----- SUPPLIED MATERIAL -----

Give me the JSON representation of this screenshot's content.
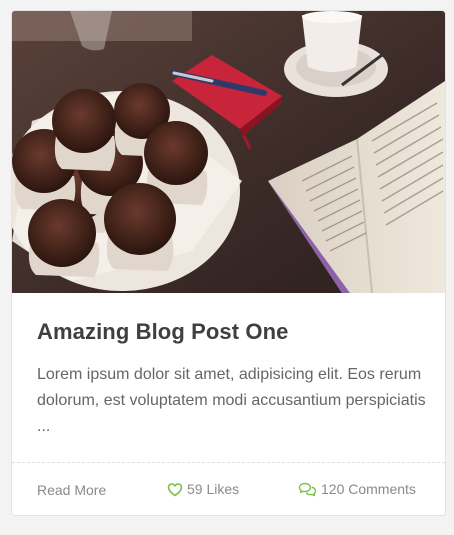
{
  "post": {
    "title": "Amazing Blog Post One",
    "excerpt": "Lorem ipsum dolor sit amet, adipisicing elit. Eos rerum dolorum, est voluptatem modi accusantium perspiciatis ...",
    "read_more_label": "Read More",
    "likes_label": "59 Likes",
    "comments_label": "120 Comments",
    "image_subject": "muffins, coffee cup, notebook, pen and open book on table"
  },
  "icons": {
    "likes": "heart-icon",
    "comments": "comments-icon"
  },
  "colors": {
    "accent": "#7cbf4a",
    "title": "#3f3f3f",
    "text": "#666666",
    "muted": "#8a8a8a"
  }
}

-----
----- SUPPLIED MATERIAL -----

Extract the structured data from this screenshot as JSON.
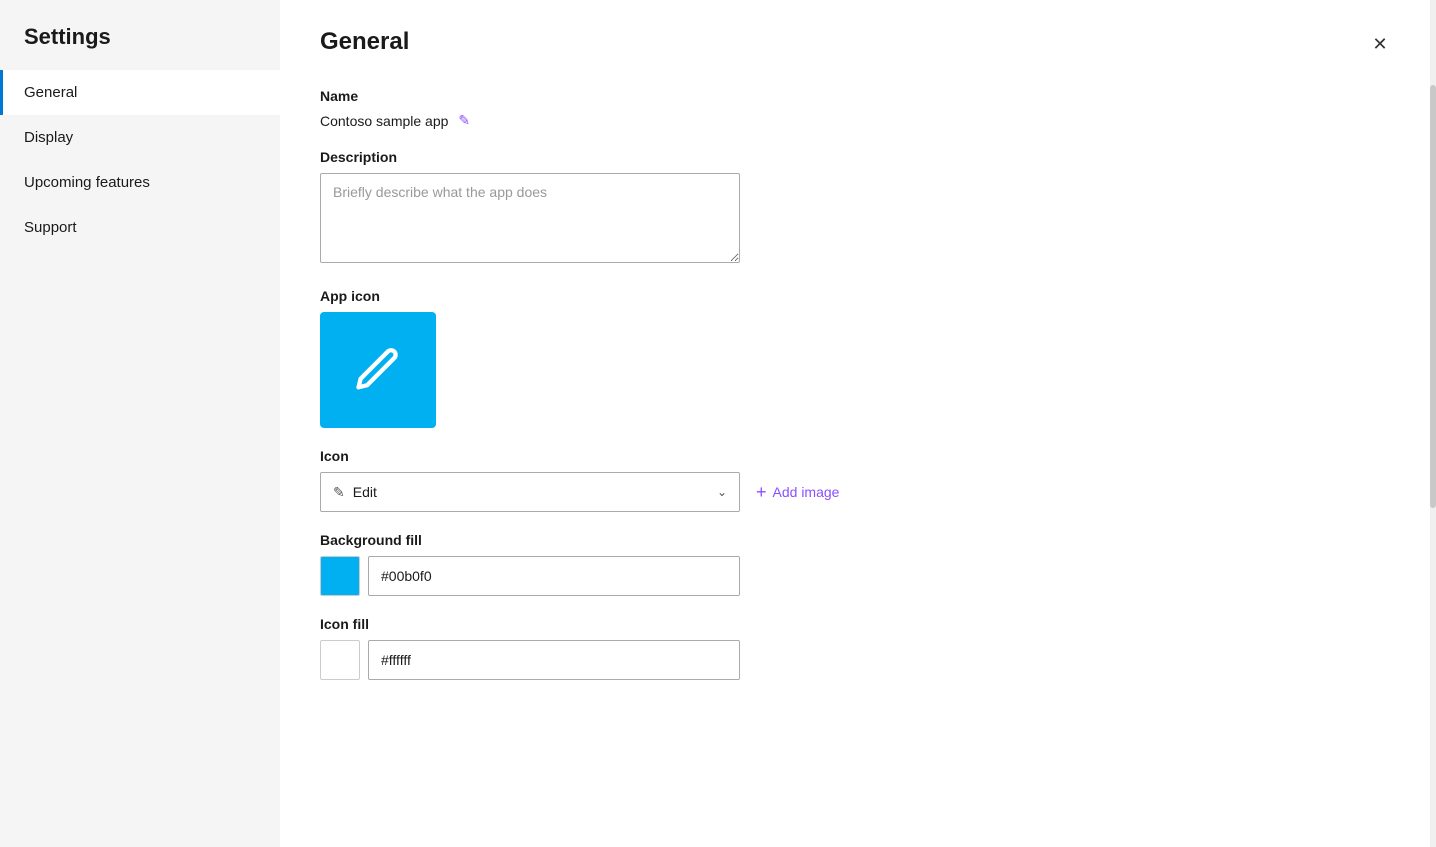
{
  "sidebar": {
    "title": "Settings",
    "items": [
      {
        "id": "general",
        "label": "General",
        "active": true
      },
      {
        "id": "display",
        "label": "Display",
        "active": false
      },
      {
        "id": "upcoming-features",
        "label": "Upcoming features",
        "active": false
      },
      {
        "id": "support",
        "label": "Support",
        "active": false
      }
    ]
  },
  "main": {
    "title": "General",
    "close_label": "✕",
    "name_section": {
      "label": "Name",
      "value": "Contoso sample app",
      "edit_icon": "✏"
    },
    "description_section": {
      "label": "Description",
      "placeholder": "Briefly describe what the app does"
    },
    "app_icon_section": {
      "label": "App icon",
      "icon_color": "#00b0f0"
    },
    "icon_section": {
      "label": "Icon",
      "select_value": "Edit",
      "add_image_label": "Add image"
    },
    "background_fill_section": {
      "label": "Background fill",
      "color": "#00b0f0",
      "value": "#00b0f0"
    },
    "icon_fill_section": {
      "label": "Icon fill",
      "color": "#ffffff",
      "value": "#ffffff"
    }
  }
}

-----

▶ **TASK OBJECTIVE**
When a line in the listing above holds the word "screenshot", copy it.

▶ **RESPONSE**
Give me the JSON representation of this screenshot's content.
Extract the structured data from this screenshot as JSON.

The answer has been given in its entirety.